Source records
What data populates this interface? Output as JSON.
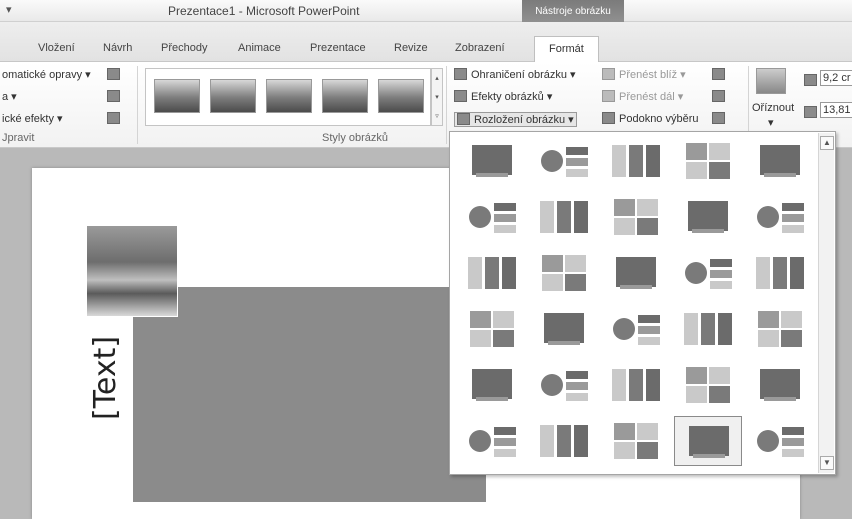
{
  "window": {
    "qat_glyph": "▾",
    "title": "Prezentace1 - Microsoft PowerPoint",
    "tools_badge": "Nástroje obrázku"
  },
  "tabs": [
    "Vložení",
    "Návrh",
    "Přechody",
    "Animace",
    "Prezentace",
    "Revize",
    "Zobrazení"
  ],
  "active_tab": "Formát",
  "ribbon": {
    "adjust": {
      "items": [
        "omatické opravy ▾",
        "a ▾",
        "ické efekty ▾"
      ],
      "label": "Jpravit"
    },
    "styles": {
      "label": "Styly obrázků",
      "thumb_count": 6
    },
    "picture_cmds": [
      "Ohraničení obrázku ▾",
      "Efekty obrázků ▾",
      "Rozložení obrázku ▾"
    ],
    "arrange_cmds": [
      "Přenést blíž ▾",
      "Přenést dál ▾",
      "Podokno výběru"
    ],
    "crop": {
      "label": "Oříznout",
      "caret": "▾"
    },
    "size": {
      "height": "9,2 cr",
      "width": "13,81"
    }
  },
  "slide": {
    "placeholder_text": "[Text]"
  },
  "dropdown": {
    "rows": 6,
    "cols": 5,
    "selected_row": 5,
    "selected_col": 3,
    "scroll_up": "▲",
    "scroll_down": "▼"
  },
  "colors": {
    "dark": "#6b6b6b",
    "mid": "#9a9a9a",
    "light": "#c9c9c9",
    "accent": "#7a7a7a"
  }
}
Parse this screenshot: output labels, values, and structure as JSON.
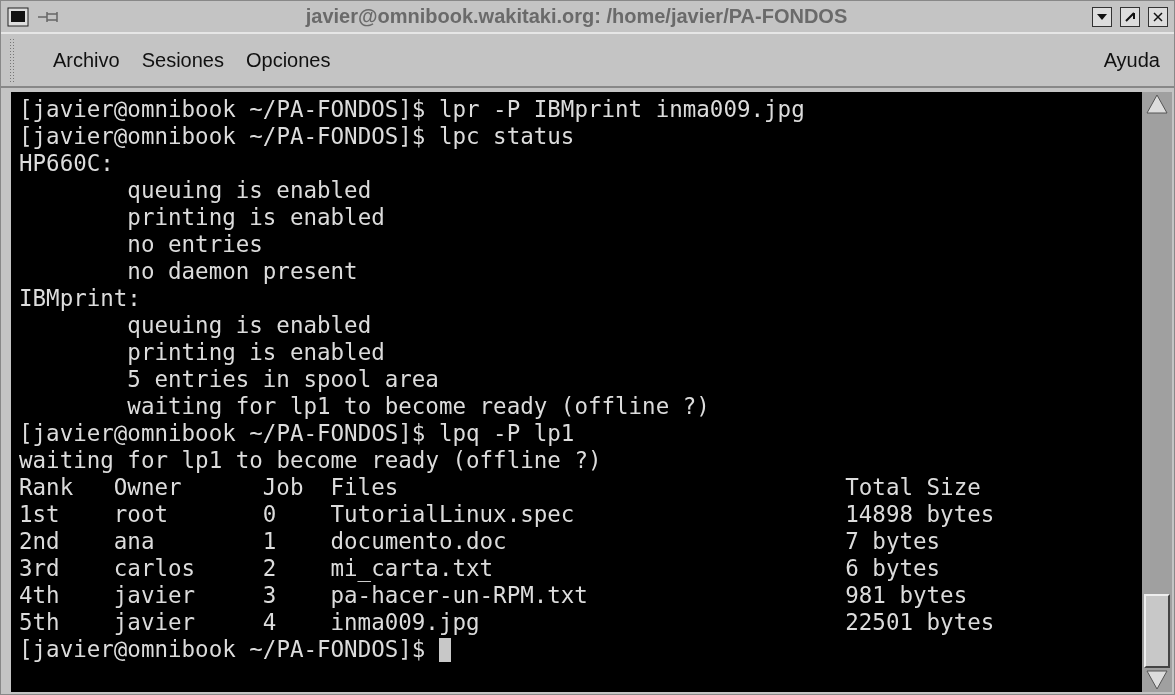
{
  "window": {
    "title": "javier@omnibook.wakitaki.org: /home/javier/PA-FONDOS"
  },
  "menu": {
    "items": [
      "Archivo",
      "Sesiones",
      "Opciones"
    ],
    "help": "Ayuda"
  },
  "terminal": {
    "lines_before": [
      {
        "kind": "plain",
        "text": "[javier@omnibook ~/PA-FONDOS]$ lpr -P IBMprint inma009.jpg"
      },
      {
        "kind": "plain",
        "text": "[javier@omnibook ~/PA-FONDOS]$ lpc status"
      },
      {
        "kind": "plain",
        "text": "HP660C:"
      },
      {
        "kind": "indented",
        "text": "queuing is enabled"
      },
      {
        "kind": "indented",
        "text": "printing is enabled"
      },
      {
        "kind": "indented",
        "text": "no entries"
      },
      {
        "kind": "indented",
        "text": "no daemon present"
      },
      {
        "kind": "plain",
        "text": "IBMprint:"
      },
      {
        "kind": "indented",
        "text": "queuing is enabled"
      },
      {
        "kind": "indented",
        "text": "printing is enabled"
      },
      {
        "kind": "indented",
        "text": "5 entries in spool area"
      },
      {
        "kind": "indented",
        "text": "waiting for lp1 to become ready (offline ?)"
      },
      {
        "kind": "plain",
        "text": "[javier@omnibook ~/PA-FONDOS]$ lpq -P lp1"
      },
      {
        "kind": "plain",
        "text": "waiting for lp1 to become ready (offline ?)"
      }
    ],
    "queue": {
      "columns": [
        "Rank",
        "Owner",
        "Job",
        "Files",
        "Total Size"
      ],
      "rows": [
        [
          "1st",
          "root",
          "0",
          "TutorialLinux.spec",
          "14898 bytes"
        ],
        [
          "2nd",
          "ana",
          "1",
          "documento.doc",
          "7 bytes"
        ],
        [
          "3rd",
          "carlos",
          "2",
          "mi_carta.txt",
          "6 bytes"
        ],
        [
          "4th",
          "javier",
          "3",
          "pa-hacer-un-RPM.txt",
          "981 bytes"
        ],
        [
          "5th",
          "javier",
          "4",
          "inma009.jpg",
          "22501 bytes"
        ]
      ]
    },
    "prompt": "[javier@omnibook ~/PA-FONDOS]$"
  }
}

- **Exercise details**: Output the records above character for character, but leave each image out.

- **Exercise answer**:
What data populates this interface? Output as JSON.
{
  "window": {
    "qat_glyph": "▾",
    "title": "Prezentace1 - Microsoft PowerPoint",
    "tools_badge": "Nástroje obrázku"
  },
  "tabs": [
    "Vložení",
    "Návrh",
    "Přechody",
    "Animace",
    "Prezentace",
    "Revize",
    "Zobrazení"
  ],
  "active_tab": "Formát",
  "ribbon": {
    "adjust": {
      "items": [
        "omatické opravy ▾",
        "a ▾",
        "ické efekty ▾"
      ],
      "label": "Jpravit"
    },
    "styles": {
      "label": "Styly obrázků",
      "thumb_count": 6
    },
    "picture_cmds": [
      "Ohraničení obrázku ▾",
      "Efekty obrázků ▾",
      "Rozložení obrázku ▾"
    ],
    "arrange_cmds": [
      "Přenést blíž ▾",
      "Přenést dál ▾",
      "Podokno výběru"
    ],
    "crop": {
      "label": "Oříznout",
      "caret": "▾"
    },
    "size": {
      "height": "9,2 cr",
      "width": "13,81"
    }
  },
  "slide": {
    "placeholder_text": "[Text]"
  },
  "dropdown": {
    "rows": 6,
    "cols": 5,
    "selected_row": 5,
    "selected_col": 3,
    "scroll_up": "▲",
    "scroll_down": "▼"
  },
  "colors": {
    "dark": "#6b6b6b",
    "mid": "#9a9a9a",
    "light": "#c9c9c9",
    "accent": "#7a7a7a"
  }
}
Parse this screenshot: output labels, values, and structure as JSON.
{
  "window": {
    "title": "javier@omnibook.wakitaki.org: /home/javier/PA-FONDOS"
  },
  "menu": {
    "items": [
      "Archivo",
      "Sesiones",
      "Opciones"
    ],
    "help": "Ayuda"
  },
  "terminal": {
    "lines_before": [
      {
        "kind": "plain",
        "text": "[javier@omnibook ~/PA-FONDOS]$ lpr -P IBMprint inma009.jpg"
      },
      {
        "kind": "plain",
        "text": "[javier@omnibook ~/PA-FONDOS]$ lpc status"
      },
      {
        "kind": "plain",
        "text": "HP660C:"
      },
      {
        "kind": "indented",
        "text": "queuing is enabled"
      },
      {
        "kind": "indented",
        "text": "printing is enabled"
      },
      {
        "kind": "indented",
        "text": "no entries"
      },
      {
        "kind": "indented",
        "text": "no daemon present"
      },
      {
        "kind": "plain",
        "text": "IBMprint:"
      },
      {
        "kind": "indented",
        "text": "queuing is enabled"
      },
      {
        "kind": "indented",
        "text": "printing is enabled"
      },
      {
        "kind": "indented",
        "text": "5 entries in spool area"
      },
      {
        "kind": "indented",
        "text": "waiting for lp1 to become ready (offline ?)"
      },
      {
        "kind": "plain",
        "text": "[javier@omnibook ~/PA-FONDOS]$ lpq -P lp1"
      },
      {
        "kind": "plain",
        "text": "waiting for lp1 to become ready (offline ?)"
      }
    ],
    "queue": {
      "columns": [
        "Rank",
        "Owner",
        "Job",
        "Files",
        "Total Size"
      ],
      "rows": [
        [
          "1st",
          "root",
          "0",
          "TutorialLinux.spec",
          "14898 bytes"
        ],
        [
          "2nd",
          "ana",
          "1",
          "documento.doc",
          "7 bytes"
        ],
        [
          "3rd",
          "carlos",
          "2",
          "mi_carta.txt",
          "6 bytes"
        ],
        [
          "4th",
          "javier",
          "3",
          "pa-hacer-un-RPM.txt",
          "981 bytes"
        ],
        [
          "5th",
          "javier",
          "4",
          "inma009.jpg",
          "22501 bytes"
        ]
      ]
    },
    "prompt": "[javier@omnibook ~/PA-FONDOS]$"
  }
}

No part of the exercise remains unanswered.